Problem description
Only the text should come through, so restate the listing exactly and drop its images.

Data section
⟨
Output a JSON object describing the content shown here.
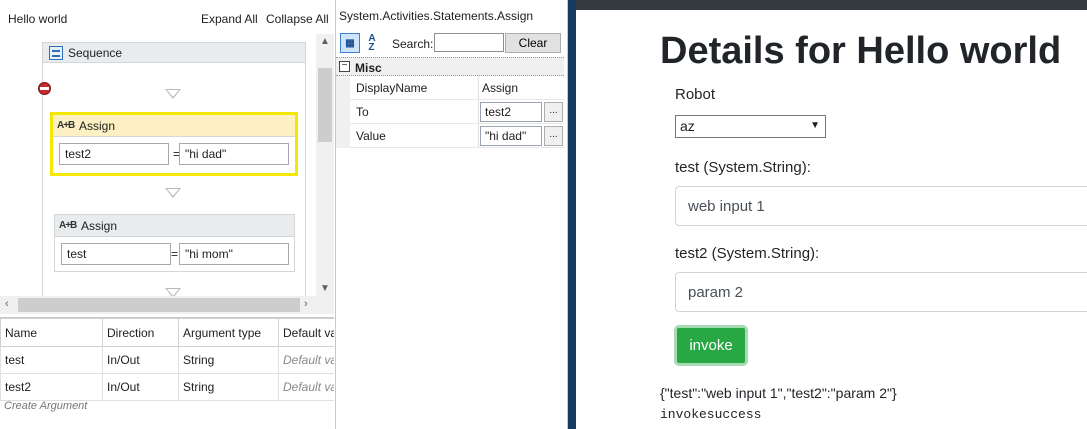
{
  "designer": {
    "title": "Hello world",
    "expand_all": "Expand All",
    "collapse_all": "Collapse All",
    "sequence": {
      "label": "Sequence",
      "icon": "sequence-icon"
    },
    "activities": [
      {
        "label": "Assign",
        "icon_text": "A+B",
        "to": "test2",
        "value": "\"hi dad\"",
        "selected": true
      },
      {
        "label": "Assign",
        "icon_text": "A+B",
        "to": "test",
        "value": "\"hi mom\"",
        "selected": false
      }
    ],
    "equals": "=",
    "selection_color": "#f5e800"
  },
  "arguments": {
    "columns": [
      "Name",
      "Direction",
      "Argument type",
      "Default va"
    ],
    "rows": [
      {
        "name": "test",
        "direction": "In/Out",
        "type": "String",
        "default": "Default va"
      },
      {
        "name": "test2",
        "direction": "In/Out",
        "type": "String",
        "default": "Default va"
      }
    ],
    "create": "Create Argument"
  },
  "properties": {
    "title": "System.Activities.Statements.Assign",
    "search_label": "Search:",
    "search_value": "",
    "clear": "Clear",
    "category": "Misc",
    "sort_text": "A\nZ",
    "rows": [
      {
        "name": "DisplayName",
        "value": "Assign"
      },
      {
        "name": "To",
        "value": "test2"
      },
      {
        "name": "Value",
        "value": "\"hi dad\""
      }
    ],
    "ellipsis": "..."
  },
  "webapp": {
    "title": "Details for Hello world",
    "robot_label": "Robot",
    "robot_value": "az",
    "test_label": "test (System.String):",
    "test_value": "web input 1",
    "test2_label": "test2 (System.String):",
    "test2_value": "param 2",
    "invoke": "invoke",
    "result_json": "{\"test\":\"web input 1\",\"test2\":\"param 2\"}",
    "result_status": "invokesuccess",
    "accent_color": "#28a745"
  }
}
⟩
Output below
Output a JSON object describing the content shown here.
{
  "designer": {
    "title": "Hello world",
    "expand_all": "Expand All",
    "collapse_all": "Collapse All",
    "sequence": {
      "label": "Sequence",
      "icon": "sequence-icon"
    },
    "activities": [
      {
        "label": "Assign",
        "icon_text": "A+B",
        "to": "test2",
        "value": "\"hi dad\"",
        "selected": true
      },
      {
        "label": "Assign",
        "icon_text": "A+B",
        "to": "test",
        "value": "\"hi mom\"",
        "selected": false
      }
    ],
    "equals": "=",
    "selection_color": "#f5e800"
  },
  "arguments": {
    "columns": [
      "Name",
      "Direction",
      "Argument type",
      "Default va"
    ],
    "rows": [
      {
        "name": "test",
        "direction": "In/Out",
        "type": "String",
        "default": "Default va"
      },
      {
        "name": "test2",
        "direction": "In/Out",
        "type": "String",
        "default": "Default va"
      }
    ],
    "create": "Create Argument"
  },
  "properties": {
    "title": "System.Activities.Statements.Assign",
    "search_label": "Search:",
    "search_value": "",
    "clear": "Clear",
    "category": "Misc",
    "sort_text": "A\nZ",
    "rows": [
      {
        "name": "DisplayName",
        "value": "Assign"
      },
      {
        "name": "To",
        "value": "test2"
      },
      {
        "name": "Value",
        "value": "\"hi dad\""
      }
    ],
    "ellipsis": "..."
  },
  "webapp": {
    "title": "Details for Hello world",
    "robot_label": "Robot",
    "robot_value": "az",
    "test_label": "test (System.String):",
    "test_value": "web input 1",
    "test2_label": "test2 (System.String):",
    "test2_value": "param 2",
    "invoke": "invoke",
    "result_json": "{\"test\":\"web input 1\",\"test2\":\"param 2\"}",
    "result_status": "invokesuccess",
    "accent_color": "#28a745"
  }
}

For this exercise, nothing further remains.